Now that November is over and your NaNo is finished, it’s time to move on to the next step…QUERYING!
Uhh…wait. That’s not right. Once you’ve taken a step back from drafting your NaNo and given yourself a moment to clear your head, it’s time to edit your WIP until it shines.
For this mini blog series, Lauren Spieller, Charlie N. Holmberg, and I have put together a few (hopefully helpful) tips on how to pump up your writing. Our goal is to help you avoid a few simple pitfalls when describing characters who are experiencing pain.
To kick us off on Show vs Tell, a quote from Anton Chekhov: “Don’t tell me the moon is shining; show me the glint of light on broken glass.”
The idea behind “show, don’t tell” is the thought that, believe it or not, readers are pretty darn smart. They are very capable of taking cues and figuring things out on their own. As an example: when a character frowns, most everyone will know (or assume) that character is feeling something negative. Our goal is to take out the moments when we write, “Suzie is mad,” and change them to, “Suzie frowned.” Though, of course, this is very simplified.
Often, there are simple clues that hint that you might be telling instead of showing. Scour your writing for the following words. If you find them, there’s about a 90% chance that you are telling something that would be much more powerful if you would show it instead.
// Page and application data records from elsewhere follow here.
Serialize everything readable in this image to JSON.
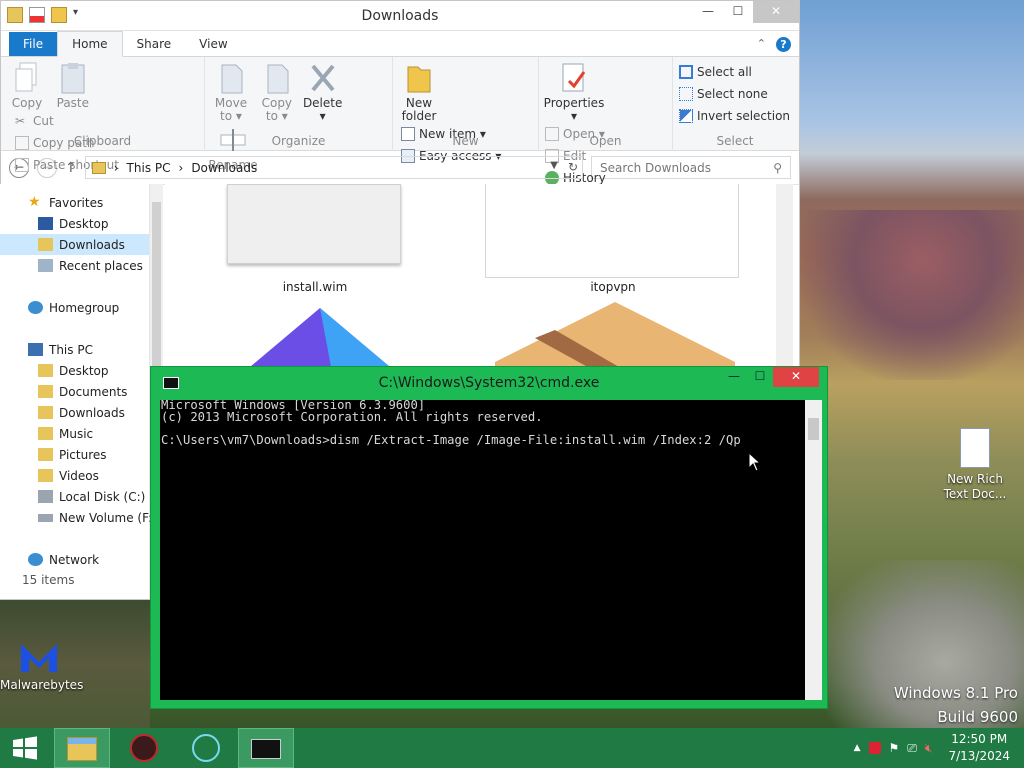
{
  "explorer": {
    "title": "Downloads",
    "tabs": [
      "File",
      "Home",
      "Share",
      "View"
    ],
    "ribbon": {
      "clipboard": {
        "label": "Clipboard",
        "copy": "Copy",
        "paste": "Paste",
        "cut": "Cut",
        "copy_path": "Copy path",
        "paste_shortcut": "Paste shortcut"
      },
      "organize": {
        "label": "Organize",
        "move_to": "Move to ▾",
        "copy_to": "Copy to ▾",
        "delete": "Delete",
        "delete_arrow": "▾",
        "rename": "Rename"
      },
      "new": {
        "label": "New",
        "new_folder_1": "New",
        "new_folder_2": "folder",
        "new_item": "New item ▾",
        "easy_access": "Easy access ▾"
      },
      "open": {
        "label": "Open",
        "properties": "Properties",
        "properties_arrow": "▾",
        "open": "Open ▾",
        "edit": "Edit",
        "history": "History"
      },
      "select": {
        "label": "Select",
        "select_all": "Select all",
        "select_none": "Select none",
        "invert_selection": "Invert selection"
      }
    },
    "address": {
      "crumbs": [
        "This PC",
        "Downloads"
      ],
      "separator": "›",
      "search_placeholder": "Search Downloads"
    },
    "nav": {
      "favorites": "Favorites",
      "favorites_items": [
        "Desktop",
        "Downloads",
        "Recent places"
      ],
      "homegroup": "Homegroup",
      "this_pc": "This PC",
      "this_pc_items": [
        "Desktop",
        "Documents",
        "Downloads",
        "Music",
        "Pictures",
        "Videos",
        "Local Disk (C:)",
        "New Volume (F:)"
      ],
      "network": "Network"
    },
    "status": "15 items",
    "files": [
      "install.wim",
      "itopvpn"
    ]
  },
  "cmd": {
    "title": "C:\\Windows\\System32\\cmd.exe",
    "lines": [
      "Microsoft Windows [Version 6.3.9600]",
      "(c) 2013 Microsoft Corporation. All rights reserved.",
      "",
      "C:\\Users\\vm7\\Downloads>dism /Extract-Image /Image-File:install.wim /Index:2 /Qp"
    ]
  },
  "desktop": {
    "icons": {
      "rtf": "New Rich Text Doc...",
      "malwarebytes": "Malwarebytes"
    },
    "watermark": {
      "line1": "Windows 8.1 Pro",
      "line2": "Build 9600"
    }
  },
  "taskbar": {
    "time": "12:50 PM",
    "date": "7/13/2024",
    "apps": [
      "start-button",
      "file-explorer",
      "antivirus",
      "vpn",
      "cmd"
    ]
  }
}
Also check for forms of to be (is, are, was, were…), which are clue words that you might be using a passive voice instead of an active voice.
Instead of this these weak words, as writers, we want to choose strong words! Words that have pop, that allow a reader to experience the story along with your characters. This is exactly why Charlie, Lauren, and I created the Pain Lexicon (found in a link at the bottom of this post).
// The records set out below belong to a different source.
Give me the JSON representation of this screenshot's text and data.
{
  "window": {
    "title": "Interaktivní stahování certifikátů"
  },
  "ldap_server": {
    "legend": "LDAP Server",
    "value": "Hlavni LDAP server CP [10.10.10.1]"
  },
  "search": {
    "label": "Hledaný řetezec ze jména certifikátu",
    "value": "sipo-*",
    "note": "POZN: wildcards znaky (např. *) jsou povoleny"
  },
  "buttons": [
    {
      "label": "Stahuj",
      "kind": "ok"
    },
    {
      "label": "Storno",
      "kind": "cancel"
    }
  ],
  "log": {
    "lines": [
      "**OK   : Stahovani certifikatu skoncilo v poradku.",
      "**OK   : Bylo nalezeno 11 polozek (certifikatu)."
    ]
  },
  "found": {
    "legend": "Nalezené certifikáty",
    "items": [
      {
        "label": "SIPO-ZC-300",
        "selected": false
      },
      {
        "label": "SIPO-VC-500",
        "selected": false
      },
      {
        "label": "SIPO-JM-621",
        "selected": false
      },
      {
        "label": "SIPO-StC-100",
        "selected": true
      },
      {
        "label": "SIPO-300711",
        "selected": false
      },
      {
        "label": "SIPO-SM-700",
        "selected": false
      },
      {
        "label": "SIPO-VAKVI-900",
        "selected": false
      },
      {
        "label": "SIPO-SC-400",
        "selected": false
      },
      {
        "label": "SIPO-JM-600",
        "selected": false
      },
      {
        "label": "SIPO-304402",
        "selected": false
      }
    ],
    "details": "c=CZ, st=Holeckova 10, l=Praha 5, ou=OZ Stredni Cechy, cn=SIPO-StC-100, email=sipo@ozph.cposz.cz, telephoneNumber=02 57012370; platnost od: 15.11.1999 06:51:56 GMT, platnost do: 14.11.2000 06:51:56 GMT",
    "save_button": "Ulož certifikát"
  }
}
Since this post is supposed to be directed toward PAIN, here’s an example of using “telling” words to describe what a character might feel if they are in pain:
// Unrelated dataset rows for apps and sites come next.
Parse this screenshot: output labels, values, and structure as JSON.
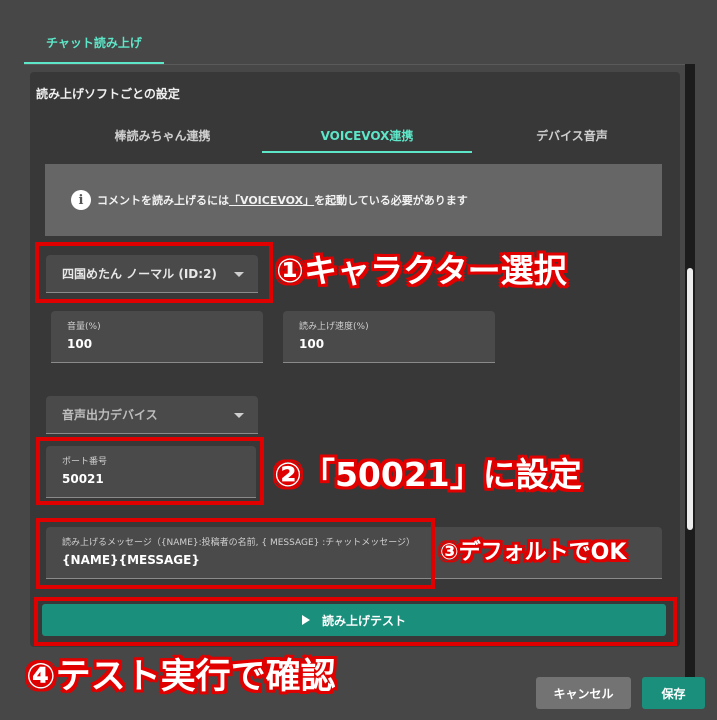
{
  "top_tab": {
    "label": "チャット読み上げ"
  },
  "section_title": "読み上げソフトごとの設定",
  "subtabs": [
    {
      "label": "棒読みちゃん連携",
      "active": false
    },
    {
      "label": "VOICEVOX連携",
      "active": true
    },
    {
      "label": "デバイス音声",
      "active": false
    }
  ],
  "notice": {
    "icon": "info-icon",
    "before": "コメントを読み上げるには",
    "link": "「VOICEVOX」",
    "after": "を起動している必要があります"
  },
  "character_select": {
    "value": "四国めたん ノーマル (ID:2)"
  },
  "volume": {
    "label": "音量(%)",
    "value": "100"
  },
  "speed": {
    "label": "読み上げ速度(%)",
    "value": "100"
  },
  "device_select": {
    "value": "音声出力デバイス"
  },
  "port": {
    "label": "ポート番号",
    "value": "50021"
  },
  "message": {
    "label": "読み上げるメッセージ（{NAME}:投稿者の名前, { MESSAGE} :チャットメッセージ）",
    "value": "{NAME}{MESSAGE}"
  },
  "test_button": {
    "label": "読み上げテスト"
  },
  "cancel_button": {
    "label": "キャンセル"
  },
  "save_button": {
    "label": "保存"
  },
  "annotations": {
    "a1": "①キャラクター選択",
    "a2": "②「50021」に設定",
    "a3": "③デフォルトでOK",
    "a4": "④テスト実行で確認"
  },
  "colors": {
    "accent": "#5ee6c8",
    "primary_button": "#1a8f7c",
    "annotation_red": "#e00000",
    "background": "#474747",
    "panel": "#383838"
  }
}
Suzie realized her stomach hurt as pain ran through it.
In the sentence above, we know Suzie’s stomach hurts, so writing the word “pain” becomes redundant. Also, do you see the clue word “realized”? Take it out! If it’s happening to your character, they won’t have to “realize” anything—their response to it will be automatic.
To help make this moment more clear for a reader and show instead of tell, think about what else might be happening to Suzie’s body: is she sweating, or experiencing shortness of breath? Is she bent over and clutching her abdomen? Or perhaps she’s rubbing her skin, trying to make the feeling go away. To fix this sentence, I grabbed a few words off the lexicon: clench, wheeze, and lurch. So, “Suzie’s stomach hurt as pain ran through it,” turns into,
Suzie clenched her fists and wheezed, doubling over as her stomach lurched.
When you show, your reader will be intimately drawn into your character’s experiences, rather than being on the outside. If we look at the science behind storytelling, it seems that with good showing, our brains can’t actually tell the difference between reading about an experience and having it happen first hand.
If you are working on this very thing in your writing, the next time your character has a tummy ache, is shot, or falls and breaks an arm, I challenge you to forbid yourself to write the word pain. Try it! Use the Pain Lexicon to identify words that pop and zing. It might be difficult at first, but the end product will be powerful writing that your reader will be able to experience right along with your character.
What tricks do you use when trying to show rather than tell? I’d love to hear about any struggles you might have, or if you’re especially good at this!
Visit Charlie’s website for her post: The Pain Lexicon: Using Physical and Emotional Descriptors in “Painful” Passages.
Visit Lauren’s website for a post: The Pain Lexicon: Let’s Make It Hurt.